The case Ressiot and Others v. France concerns investigations carried out at the premises of L’Equipe and Le Point and at the homes of five journalists accused of breaching the confidentiality of a judicial investigation. Both newspapers had published a series of articles about an ongoing investigation into alleged doping by the Cofidis cycle racing team in the Tour de France, an investigation carried out by the Drugs Squad. The French authorities wanted to identify the source of the leaks the journalists were obviously relying upon. Searches, seizures and telephone tapping were ordered. The five journalists requested that all the material seized and gathered during the searches at the newspapers’ offices and at their homes be declared null and void. While some of the investigative measures were considered null and void by the French courts, the seizure and placing under seal of certain materials were considered to be legitimate interferences, not violating the rights of the journalists. The five journalist lodged an application with the European Court of Human Rights, complaining that the investigations into their actions had been carried out in violation of Article 10 of the Convention.

In its judgment the Court reiterates the importance of the protection of journalistic sources as one of the cornerstones of freedom of the press. Without such protection, sources might be deterred from assisting the press in informing the public. As a result, the vital public-watchdog role of the press might be undermined and the ability of the press to provide accurate and reliable information might be adversely affected. The Court accepts that the interference by the French authorities out of concern for the confidentiality of the investigation had been aimed at preventing the disclosure of confidential information, protecting the reputation of others, ensuring the proper conduct of the investigation and therefore protecting the authority and impartiality of the judiciary. According to the Court journalists cannot, in principle, be released from their duty to obey the ordinary criminal law. The Court, however, notes that when the searches were carried out and the telephone calls tapped, the sole aim had been to identify the source of the information published in the newspaper articles, while the right of journalists not to disclose their sources could not be considered a mere privilege to be granted or taken away depending on the lawfulness or unlawfulness of their sources, but was part and parcel of the right to information.
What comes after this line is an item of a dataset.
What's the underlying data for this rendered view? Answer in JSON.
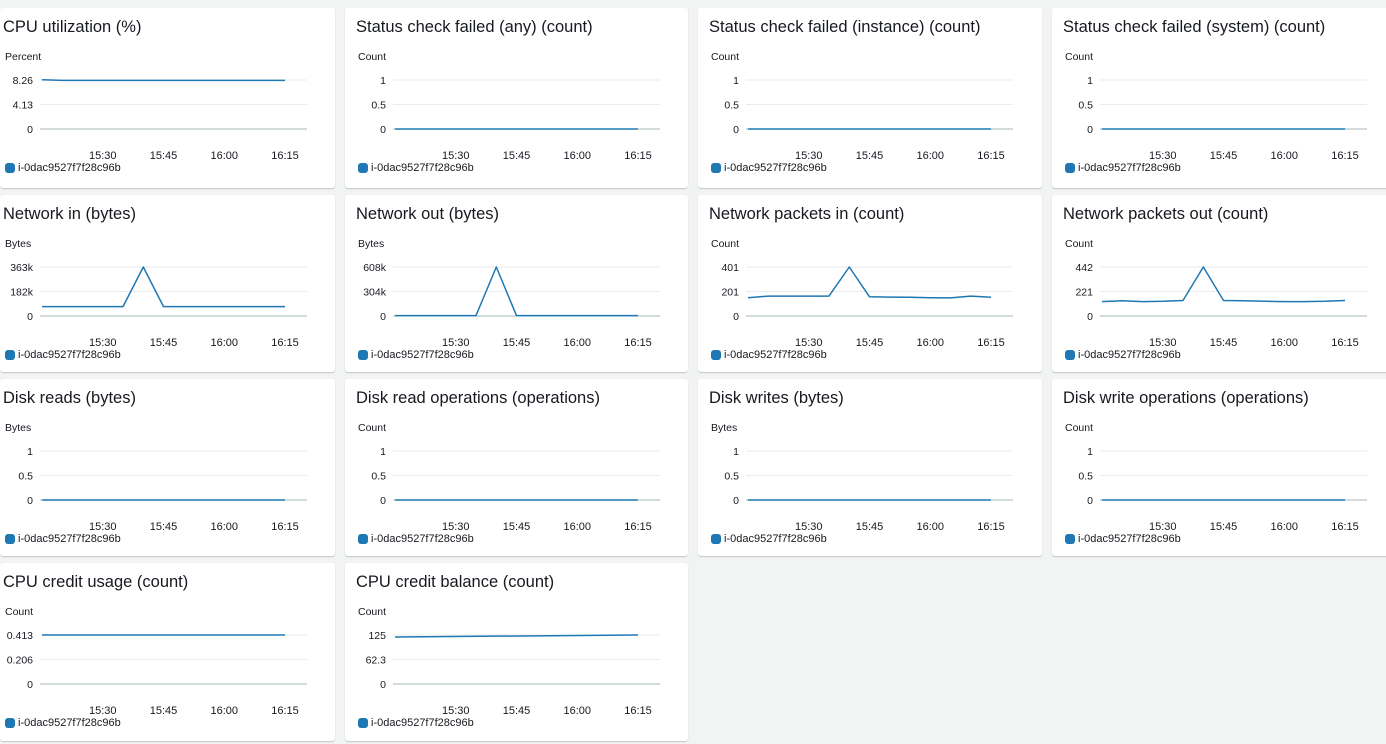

In this case there was no overriding social need to justify the interference with the journalists’ sources. The means used by the French authorities were not reasonably proportionate to the legitimate aims pursued having regard to the interest of a democratic society in ensuring and maintaining the freedom of the press. Hence the Court, unanimously, comes to the conclusion that there has been a violation of Article 10 of the Convention.

Arrêt de la Cour européenne des droits de l’homme (cinquième section), affaire Ressiot et autres c. France, no15054/07 et 15066/07 du 28 juin 2012 FR
  Judgment by the European Court of Human Rights (Fifth Section), case of Ressiot and Others v. France, nrs. 15054/07 and 15066/07 of 28 June 2012